A Fullerton pawnbroker who shot his estranged wife and her lawyer at his shop three years ago, leaving both of them permanently injured, was acquitted of all charges in the incident by a Superior Court jury Tuesday.
The jurors, who deliberated for parts of eight days, told lawyers later that they were swayed by unrefuted psychiatric testimony that pawnbroker Victor Pahl was not consciously aware of what he was doing at the time he fired the shots.
Pahl, who never denied shooting the victims, was charged with attempted murder after the May 6, 1985, incident involving Deanna Stone, who later divorced Pahl, and her divorce lawyer, Murphy Swain.
But jurors acquitted Pahl of all charges, including lesser charges of attempted manslaughter and assault with a deadly weapon.
Three psychiatrists and a psychologist testified that Pahl was generally in a "zombie-like" state when he shot them.

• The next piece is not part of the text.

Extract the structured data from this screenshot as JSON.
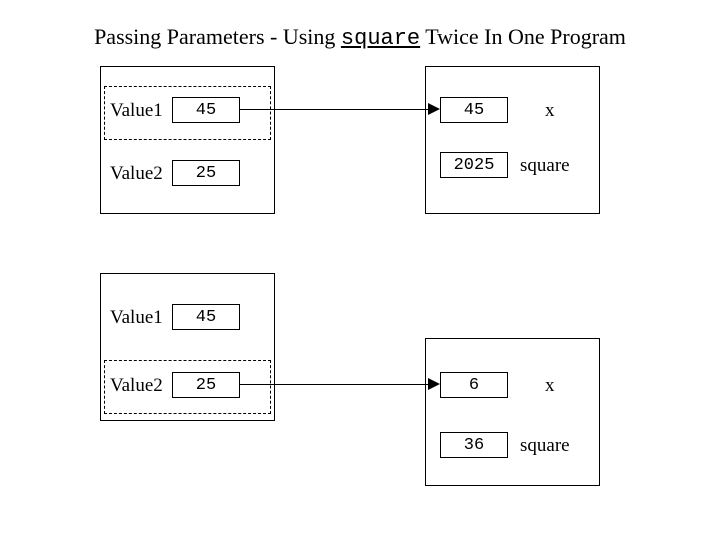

Pahl said that his mind went blank and that he doesn't remember the shooting.
Following Tuesday's verdict, Stone's father and brother stormed out of the courtroom in anger.
"It wasn't Victor Pahl who was in a zombie-like state, it was this jury," said Stone's father, Robert Stone of Brea. "I hope they have a merry Christmas," he added bitterly. "I know we certainly will."
Robert Stone and his son, Jeff Stone, were also upset because deputy marshals in Judge James J. Alfano's courtroom searched them for weapons before allowing them inside to hear the jury's verdict.
"We aren't the ones who go around shooting people," Jeff Stone said.
Pahl, 46, has been free on $75,000 bail. But he was escorted by deputy marshals out a back door of the courtroom to avoid the Stones. The jurors were also allowed to mingle with attorneys in the courtroom, with the door locked, until after the Stones had left the parking lot.
"I'm happy for Victor," said his attorney, William Yacobozzi. "I have a lot of respect for him. He's a hard-working guy, who had just one bad moment."
Deanna Stone's father and brother argued that Pahl is dangerous and should not be turned free with such a violent temper.
But Yacobozzi said, "This was a unique, one-time incident."
Pahl's business on Harbor Boulevard at Commonwealth Avenue in downtown Fullerton is considered one of the largest pawn brokerages in the state. Divorce papers showed that Pahl had turned it into a multimillion-dollar operation.
The couple were married in 1982. Testimony from both Stone and Pahl showed that it had been a stormy marriage, with heavy drug use and many physical altercations. She left their La Habra Heights home about two months before the shooting.
Argument in Pawnshop
The day the shooting occurred, she and Swain were at the pawnshop taking inventory with two appraisers. Pahl came in later, according to court testimony. He and his estranged wife got into an argument.
Pahl said something about how he would settle it, testimony showed, then he reached into a drawer for a .357-caliber Magnum handgun.
He felled Stone with one shot as she ran away, according to the same testimony. Swain, who was on the ground with his feet in the air in attempt to protect himself, was shot twice. Several people in the shop witnessed the shootings, and Pahl has never denied that he shot them.
Stone has since had surgery and is only able to walk because of an artificial hip, her family said. Swain suffered permanent paralysis in his left hand, which was visible to jurors at the eight-week trial.
Despite Tuesday's acquittal, Pahl's troubles are far from over. Both Stone, 26, and Swain, 31, have lawsuits pending against him, both claiming permanent physical injury and severe emotional distress.
Stone's family said she was also in the process of taking Pahl to court over back alimony and child-support payments. She has custody of their 4-year-old daughter.
But Yacobozzi said later that the issue of payments has been resolved.
Deputy Dist. Atty. William D. Gallagher did not hide his disappointment at the verdict.
"I could see it coming," he said. "When you have the weight of the psychiatric community against you, it's tough. But I am extremely disappointed at this."
One of the three psychiatrists who testified was appointed by the court. The other two were hired by the defense. They based their evaluations in part on a report filed by a fourth psychiatrist--also appointed by the court--who did not testify. A psychologist hired by the defense testified in support of the psychiatrists' conclusions that Pahl was not criminally responsible.
The jurors were escorted out a back door by the courtroom bailiff and indicated to him that they preferred not to discuss the case with reporters.
Pahl was in Orange County Jail for 11 months after the incident, until his bail was reduced. But he has been working at the pawnshop seven days a week since then.
Yacobozzi said Pahl is "extremely remorseful" about the shootings.
"But that doesn't mean he was criminally responsible," the defense attorney said.